This is a memoir written from the point of view of a Filipino tourist. Before I came to Bali, i thought Bali was just another beach destination like Boracay and Phuket. It seems I was wrong. Bali is more than just a beach. Let me show. Read more now on pool villas
One cannot separate a building from its environment.
This paraphrase was in a movie that I remembered the moment we arrived at our hotel in Jimbaran, Royal Bali Beach Club. I was drawn to the thatched roof of alang alang (cogon) as we sat drinking our welcome drink. The bamboo poles and burnished wooden frames created a geometric pattern three levels above the lobby on the ground floor. They glowed under the warm lighting. Hindu stone carvings and intricate wood carvings on walls, frangipani in vases, Balinese Masks, Gargoyles, & Water Lilies, all combined with thatched alang alang roof, created a tropical Balinese atmosphere. I was stimulated by the artistic expression, despite my tiredness.
The next day I saw Bali at day. It was strange to me that almost all of the buildings (except for those with thatched roofs) had the same color tiled roofing. I almost believe that the Balinese created a theme and unified look, like the Parisians did or the Israelites of Jerusalem. This gives the city a unique character, in my opinion.
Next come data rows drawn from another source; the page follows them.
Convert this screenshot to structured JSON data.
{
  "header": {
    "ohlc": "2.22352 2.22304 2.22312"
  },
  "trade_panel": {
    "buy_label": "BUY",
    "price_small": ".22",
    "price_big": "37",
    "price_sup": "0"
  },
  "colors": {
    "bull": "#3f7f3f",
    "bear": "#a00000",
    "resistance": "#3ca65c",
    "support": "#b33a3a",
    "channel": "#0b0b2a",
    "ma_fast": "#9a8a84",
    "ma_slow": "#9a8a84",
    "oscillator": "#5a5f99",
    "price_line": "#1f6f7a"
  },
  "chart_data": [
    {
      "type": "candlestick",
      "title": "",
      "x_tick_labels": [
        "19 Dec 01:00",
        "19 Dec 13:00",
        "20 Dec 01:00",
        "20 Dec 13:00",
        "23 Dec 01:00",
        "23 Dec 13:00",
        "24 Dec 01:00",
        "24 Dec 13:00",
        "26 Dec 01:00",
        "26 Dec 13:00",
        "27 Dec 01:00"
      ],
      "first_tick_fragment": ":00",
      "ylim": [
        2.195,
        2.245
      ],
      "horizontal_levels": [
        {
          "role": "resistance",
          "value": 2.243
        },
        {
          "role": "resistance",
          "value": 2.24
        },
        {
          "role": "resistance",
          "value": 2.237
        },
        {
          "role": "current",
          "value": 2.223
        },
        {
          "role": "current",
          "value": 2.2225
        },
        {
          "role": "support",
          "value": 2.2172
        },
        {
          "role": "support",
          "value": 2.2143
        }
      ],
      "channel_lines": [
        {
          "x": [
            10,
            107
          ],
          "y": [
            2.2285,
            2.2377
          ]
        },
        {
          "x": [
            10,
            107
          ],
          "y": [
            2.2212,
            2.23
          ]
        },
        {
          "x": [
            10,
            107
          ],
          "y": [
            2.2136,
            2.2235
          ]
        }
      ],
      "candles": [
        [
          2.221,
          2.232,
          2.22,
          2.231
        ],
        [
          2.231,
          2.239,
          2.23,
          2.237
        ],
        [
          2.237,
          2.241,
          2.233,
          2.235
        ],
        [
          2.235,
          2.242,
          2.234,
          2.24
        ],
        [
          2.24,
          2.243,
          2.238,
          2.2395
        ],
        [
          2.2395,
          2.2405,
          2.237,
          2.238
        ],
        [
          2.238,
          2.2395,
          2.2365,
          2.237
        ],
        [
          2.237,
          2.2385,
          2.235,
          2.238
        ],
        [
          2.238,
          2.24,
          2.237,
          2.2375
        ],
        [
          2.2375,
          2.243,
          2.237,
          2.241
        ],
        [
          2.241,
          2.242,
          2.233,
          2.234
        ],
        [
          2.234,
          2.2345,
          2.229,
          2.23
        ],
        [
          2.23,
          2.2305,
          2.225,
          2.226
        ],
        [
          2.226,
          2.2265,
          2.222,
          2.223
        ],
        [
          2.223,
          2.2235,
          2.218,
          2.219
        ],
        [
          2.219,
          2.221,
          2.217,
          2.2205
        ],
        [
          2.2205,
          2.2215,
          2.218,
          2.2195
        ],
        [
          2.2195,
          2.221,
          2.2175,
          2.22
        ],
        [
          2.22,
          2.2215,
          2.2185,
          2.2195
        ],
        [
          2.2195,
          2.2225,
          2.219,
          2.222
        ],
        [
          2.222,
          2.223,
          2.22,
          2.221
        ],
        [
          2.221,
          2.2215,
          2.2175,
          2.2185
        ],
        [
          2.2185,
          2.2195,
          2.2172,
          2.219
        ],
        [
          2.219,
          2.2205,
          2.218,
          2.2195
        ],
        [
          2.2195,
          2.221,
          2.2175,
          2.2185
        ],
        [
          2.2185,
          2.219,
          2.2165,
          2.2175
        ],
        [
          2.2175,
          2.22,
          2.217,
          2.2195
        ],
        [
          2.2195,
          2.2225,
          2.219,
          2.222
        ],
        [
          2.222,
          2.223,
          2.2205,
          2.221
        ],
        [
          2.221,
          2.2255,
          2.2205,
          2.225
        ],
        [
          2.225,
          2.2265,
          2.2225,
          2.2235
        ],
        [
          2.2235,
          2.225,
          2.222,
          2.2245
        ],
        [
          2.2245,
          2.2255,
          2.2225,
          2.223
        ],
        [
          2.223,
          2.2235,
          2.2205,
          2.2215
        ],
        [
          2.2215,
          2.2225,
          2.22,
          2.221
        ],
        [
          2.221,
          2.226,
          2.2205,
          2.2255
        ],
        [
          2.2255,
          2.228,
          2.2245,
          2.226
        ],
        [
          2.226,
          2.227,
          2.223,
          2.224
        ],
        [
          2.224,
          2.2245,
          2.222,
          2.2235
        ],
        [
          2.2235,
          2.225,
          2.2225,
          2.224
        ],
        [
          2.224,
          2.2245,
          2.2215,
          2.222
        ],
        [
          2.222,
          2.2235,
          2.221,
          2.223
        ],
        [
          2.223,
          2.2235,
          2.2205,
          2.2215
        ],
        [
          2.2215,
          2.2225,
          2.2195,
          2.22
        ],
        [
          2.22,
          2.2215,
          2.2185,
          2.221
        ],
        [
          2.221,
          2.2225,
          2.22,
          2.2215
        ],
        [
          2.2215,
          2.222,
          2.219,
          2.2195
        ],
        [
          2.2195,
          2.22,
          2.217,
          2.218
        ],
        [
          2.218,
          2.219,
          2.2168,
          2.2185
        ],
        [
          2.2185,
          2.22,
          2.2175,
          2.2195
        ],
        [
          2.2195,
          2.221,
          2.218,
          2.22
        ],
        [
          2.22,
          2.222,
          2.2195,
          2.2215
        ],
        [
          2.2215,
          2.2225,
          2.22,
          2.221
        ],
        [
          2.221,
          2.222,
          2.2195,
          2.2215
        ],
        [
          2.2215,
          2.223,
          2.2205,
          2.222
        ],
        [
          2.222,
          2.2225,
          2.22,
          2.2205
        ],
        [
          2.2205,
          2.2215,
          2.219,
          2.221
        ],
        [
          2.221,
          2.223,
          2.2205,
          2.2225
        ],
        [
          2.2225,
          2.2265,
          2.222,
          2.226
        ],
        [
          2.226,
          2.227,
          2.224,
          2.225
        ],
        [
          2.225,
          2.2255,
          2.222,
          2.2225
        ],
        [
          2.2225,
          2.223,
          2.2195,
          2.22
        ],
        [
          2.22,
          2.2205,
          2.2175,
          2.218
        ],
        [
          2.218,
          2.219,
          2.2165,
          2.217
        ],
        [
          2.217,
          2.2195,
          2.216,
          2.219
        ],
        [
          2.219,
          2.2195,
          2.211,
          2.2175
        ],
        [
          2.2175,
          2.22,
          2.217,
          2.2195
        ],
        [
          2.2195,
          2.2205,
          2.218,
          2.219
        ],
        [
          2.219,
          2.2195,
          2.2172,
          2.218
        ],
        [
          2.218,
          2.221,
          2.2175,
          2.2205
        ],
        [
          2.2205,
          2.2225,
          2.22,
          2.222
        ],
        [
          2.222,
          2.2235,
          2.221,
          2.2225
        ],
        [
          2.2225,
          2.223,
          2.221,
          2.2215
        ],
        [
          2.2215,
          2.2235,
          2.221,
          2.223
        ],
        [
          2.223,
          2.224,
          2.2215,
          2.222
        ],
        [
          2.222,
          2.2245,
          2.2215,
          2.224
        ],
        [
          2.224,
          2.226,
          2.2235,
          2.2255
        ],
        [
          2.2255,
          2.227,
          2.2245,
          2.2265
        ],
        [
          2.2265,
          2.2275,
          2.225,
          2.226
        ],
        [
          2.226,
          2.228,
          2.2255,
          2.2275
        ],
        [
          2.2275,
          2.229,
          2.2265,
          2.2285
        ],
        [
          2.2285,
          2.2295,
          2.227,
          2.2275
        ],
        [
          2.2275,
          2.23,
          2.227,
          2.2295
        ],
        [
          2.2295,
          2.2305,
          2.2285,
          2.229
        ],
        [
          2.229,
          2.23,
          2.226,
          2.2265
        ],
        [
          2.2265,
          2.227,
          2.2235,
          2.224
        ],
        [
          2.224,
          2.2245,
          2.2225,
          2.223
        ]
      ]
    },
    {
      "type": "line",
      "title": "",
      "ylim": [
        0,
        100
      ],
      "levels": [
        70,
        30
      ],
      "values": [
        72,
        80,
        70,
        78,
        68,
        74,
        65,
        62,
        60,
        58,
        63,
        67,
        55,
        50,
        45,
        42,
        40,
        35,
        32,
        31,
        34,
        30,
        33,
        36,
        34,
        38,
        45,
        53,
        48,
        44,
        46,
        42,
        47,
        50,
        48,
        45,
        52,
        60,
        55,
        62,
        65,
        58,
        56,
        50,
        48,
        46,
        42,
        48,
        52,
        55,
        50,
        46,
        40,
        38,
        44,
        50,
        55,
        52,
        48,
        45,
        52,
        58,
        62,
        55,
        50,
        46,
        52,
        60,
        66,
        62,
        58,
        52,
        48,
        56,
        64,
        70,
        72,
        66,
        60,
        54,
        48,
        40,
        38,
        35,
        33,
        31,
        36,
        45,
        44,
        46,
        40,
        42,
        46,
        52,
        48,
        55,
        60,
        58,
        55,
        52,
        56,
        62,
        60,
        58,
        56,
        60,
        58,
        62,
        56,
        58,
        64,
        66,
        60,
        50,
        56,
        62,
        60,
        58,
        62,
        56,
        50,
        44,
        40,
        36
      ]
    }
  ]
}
Bali is home to the longest art street on the planet.
The “art street”, on our way to Ubud, which is the cultural and artistic heart of Bali, passed through many towns that specialize in different art forms: Tohpati, Batubulan, Mas, Celuk, Ubud, Ubud (paintings, galleries, and the art market), Sukawati, Sukawati. This is an artists’ paradise! We could not stay three days, but were satisfied with the souvenirs we bought, particularly in Windu Sari, Body and Soul, and Just Jeans factory outlet stores in Seminyak, and at Sukawati Market, which all offered discounts. You can bargain up to 70% in Bali if you are able. If not, walk away from the shop and see if it will cave in.
Did I mention the ricefields, rice terraces and art towns surround these? Rice is grown all year long thanks to subak irrigation, which was inherited by the Hindus. The Balinese built their rice fields to surround the water temple. But we couldn’t ignore the ducks that were quacking on the rice paddies. It was the same ducks we had for lunch, deep-fried with Indonesian spices. Yummy. It’s interesting to note that the Indonesian duck (bebek) tastes different than its Peking duck cousin. Bebik Bengil is a must-visit for lunch or dinner if you are visiting Bali. The balinese gardens, rice field, and traditional Balinese music, as well as the duck special, fried ice-cream for dessert, are all exquisite.